MAKING THE STATUE PAGE ONE: THE MAKING OF
DANNY TORRANCE, A PHOTO JOURNAL.
I used Padico's LaDoll series
Premier stone clay to sculpt Danny. Mentioned every chance I get, this clay is super lightweight and strong. Able to hold the finest detail!
There's no secret to sculpting the face. It's eyeballing and refining; adding clay where is needed and removing any excess. Repeat until you're ready to move on.
My go to primer is Mr. Hobby's Mr. SURFACER 1200. Again, the fine features of the face were slightly altered because of the primer thickness even with it thinned out. The troubles
of working on this scale...

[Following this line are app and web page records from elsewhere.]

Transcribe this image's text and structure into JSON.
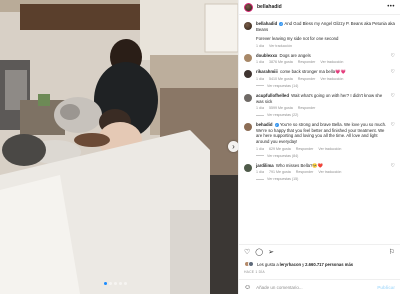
{
  "post": {
    "username": "bellahadid",
    "caption_user": "bellahadid",
    "caption_text": "And God Bless my Angel Glizzy P. Beans aka Petunia aka Beans",
    "caption_line2": "Forever leaving my side not for one second",
    "caption_meta": {
      "time": "1 día",
      "translate": "Ver traducción"
    },
    "photo_colors": {
      "wall": "#d8d0c6",
      "blanket": "#ece9e4",
      "floor": "#8a7766"
    }
  },
  "comments": [
    {
      "user": "doublexxx",
      "text": "Dogs are angels",
      "time": "1 día",
      "likes": "3876 Me gusta",
      "reply": "Responder",
      "translate": "Ver traducción",
      "verified": false
    },
    {
      "user": "rikarahmiii",
      "text": "come back stronger ma bella💗💗",
      "time": "1 día",
      "likes": "5410 Me gusta",
      "reply": "Responder",
      "translate": "Ver traducción",
      "verified": false,
      "replies": "Ver respuestas (14)"
    },
    {
      "user": "acupfullofhelled",
      "text": "Wait what's going on with her? I didn't know she was sick",
      "time": "1 día",
      "likes": "5599 Me gusta",
      "reply": "Responder",
      "translate": "",
      "verified": false,
      "replies": "Ver respuestas (22)"
    },
    {
      "user": "behadid",
      "text": "You're so strong and brave Bella. We love you so much. We're so happy that you feel better and finished your treatment. We are here supporting and loving you all the time. All love and light around you everyday!",
      "time": "1 día",
      "likes": "629 Me gusta",
      "reply": "Responder",
      "translate": "Ver traducción",
      "verified": true,
      "replies": "Ver respuestas (84)"
    },
    {
      "user": "jardilima",
      "text": "Who misses Bella?🥺❤️",
      "time": "1 día",
      "likes": "791 Me gusta",
      "reply": "Responder",
      "translate": "Ver traducción",
      "verified": false,
      "replies": "Ver respuestas (15)"
    }
  ],
  "actions": {
    "likes_prefix": "Les gusta a",
    "likes_user": "leryrhacon",
    "likes_middle": "y",
    "likes_count": "2.660.717 personas más",
    "date": "HACE 1 DÍA"
  },
  "comment_box": {
    "placeholder": "Añade un comentario...",
    "publish": "Publicar"
  },
  "icons": [
    "heart-icon",
    "comment-icon",
    "share-icon",
    "bookmark-icon",
    "emoji-icon",
    "more-icon",
    "verified-icon",
    "chevron-right-icon"
  ]
}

Once the primer has dried, I can begin sanding and polishing to get back some of the fine details such as eyelids, nostrils, the ears and eyebrows. The body is next. Can you guess how I made it?
That's right! Wire. From a coat hanger. I bent it into the general pose and padded the wire armature with small pieces of styrofoam. The goal was to keep this statue piece lightweight.
Positioned Danny's head and tweaked the neckline to fit snuggly. Gave him very basic hands and feet for the purpose of constructing his ride: the big wheel trike (handlebar and pedal position).
Danny's big wheel seat may look sculpted in solid clay, but it's not entirely. Inside is actually paperboard. Once the clay coating dried, I was able to carve out the details.
Next were the tires and because they're identical, I sculpted one tire and made two moulds for each side using thermo plastic. The tricky part after was joining the two halves seemlessly.
Setting Danny onto the seat balanced was just a matter of sanding down his butt to conform to the seat. With his stubby hands and feet in place as markers, I could
begin to construct the front of the trike. In the previous photo, you can see aluminum wiring used for the trike's frame. Quite easy to form with a pair of pliers.